via El Tecolote
The Monterey County town of Salinas has seen it’s fair share of unrest recently with the fatal police shootings of three Latino men since March.
Suspects Carlos Meija, Angel Ruiz and Osman Hernandez were all shot and killed between the dates of March 20 and May 20. All of the men were said to be highly intoxicated and brandishing weapons.
In the case of Carlos Meija, a bystander using a cell phone video captured Meija being shot 5 times while holding a pair of gardening sheers. The young woman recording the video can be heard yelling at the officers: “What do you guys think you are? Stupid Ass!”
Outraged, protesters have taken to the streets speaking out on behalf of the community, voicing their frustration of this apparent pattern of overly aggressive tactics by police in the Latino neighborhoods.
“Its obvious that there is a pattern here,” said East Salinas resident Tony Orozco. “These men could all only speak Spanish. I feel like these incidents would have played out very differently in an English-speaking neighborhood.”
The increased tensions in the community led Police Chief Kelly McMillin to hold a press conference to discuss details of the shootings and address people’s concerns.
“I’m not going to tell anybody that ‘you just don’t understand what you see.’ They see it, they react to it, that could upset them.” said McMillin in regards to the Meija cellphone video. “We recognize the anger of the community coming out. We are trying to explain ourselves as best we can and move on.”
Currently, the officers responsible for the shootings of Ruiz and Hernandez have been cleared and have returned to work. The Mejia shooting has been turned over to internal affairs for investigation.
At a May 27 press conference, Meija’s family publicly announced their intentions to pursue litigation unless the Salinas Police Department acknowledges wrongdoing and agrees to award damages.
“Real questions have been raised about whether or not this department has engaged in a systematic pattern of discriminatory law enforcement,” said John Burris, an Oakland civil rights attorney who specializes in police brutality cases.
Other members of the East Salinas area have developed outreach programs in an effort to help people begin to move past the recent tragedy.
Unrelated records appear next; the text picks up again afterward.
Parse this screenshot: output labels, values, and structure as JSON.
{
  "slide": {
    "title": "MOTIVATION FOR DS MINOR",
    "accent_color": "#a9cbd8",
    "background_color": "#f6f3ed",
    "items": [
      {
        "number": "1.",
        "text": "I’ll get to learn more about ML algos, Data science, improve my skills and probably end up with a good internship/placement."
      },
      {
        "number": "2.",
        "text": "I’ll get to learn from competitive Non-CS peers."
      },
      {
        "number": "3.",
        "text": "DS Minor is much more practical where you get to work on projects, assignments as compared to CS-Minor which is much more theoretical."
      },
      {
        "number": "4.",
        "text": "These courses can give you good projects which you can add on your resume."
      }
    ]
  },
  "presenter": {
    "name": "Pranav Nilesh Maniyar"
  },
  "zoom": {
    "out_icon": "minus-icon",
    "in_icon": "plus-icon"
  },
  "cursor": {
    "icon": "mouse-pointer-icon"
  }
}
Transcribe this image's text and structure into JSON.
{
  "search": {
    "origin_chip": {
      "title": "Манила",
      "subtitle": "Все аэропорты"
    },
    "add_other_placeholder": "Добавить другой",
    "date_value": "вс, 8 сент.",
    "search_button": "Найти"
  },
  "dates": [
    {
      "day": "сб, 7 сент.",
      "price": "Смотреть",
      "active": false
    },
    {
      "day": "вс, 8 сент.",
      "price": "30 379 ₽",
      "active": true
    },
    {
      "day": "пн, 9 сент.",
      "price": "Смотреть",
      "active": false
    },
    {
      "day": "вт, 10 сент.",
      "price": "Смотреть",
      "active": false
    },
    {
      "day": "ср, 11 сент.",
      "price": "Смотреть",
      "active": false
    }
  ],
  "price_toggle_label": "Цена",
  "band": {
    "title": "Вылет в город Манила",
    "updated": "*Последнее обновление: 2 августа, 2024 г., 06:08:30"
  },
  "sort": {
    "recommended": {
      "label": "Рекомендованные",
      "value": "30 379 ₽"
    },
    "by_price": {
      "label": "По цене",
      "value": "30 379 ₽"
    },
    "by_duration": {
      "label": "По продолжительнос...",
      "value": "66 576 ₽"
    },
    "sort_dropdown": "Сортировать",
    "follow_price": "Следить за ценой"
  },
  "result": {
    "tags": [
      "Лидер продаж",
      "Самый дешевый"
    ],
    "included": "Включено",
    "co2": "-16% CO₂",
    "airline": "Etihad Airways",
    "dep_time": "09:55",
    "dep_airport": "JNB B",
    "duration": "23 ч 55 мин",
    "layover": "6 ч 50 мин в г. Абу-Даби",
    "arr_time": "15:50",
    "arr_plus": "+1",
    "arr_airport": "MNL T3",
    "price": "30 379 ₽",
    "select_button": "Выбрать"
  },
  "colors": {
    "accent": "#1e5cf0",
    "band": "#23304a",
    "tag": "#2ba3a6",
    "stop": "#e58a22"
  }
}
“Our goal is to take people’s reactions from negative to a place of healing,” said Rosemary Soto, a committee member of the Latino Network of Monterey County. “We are learning together what it will take to patch up relations between our community and the elected officials, but most importantly the police.”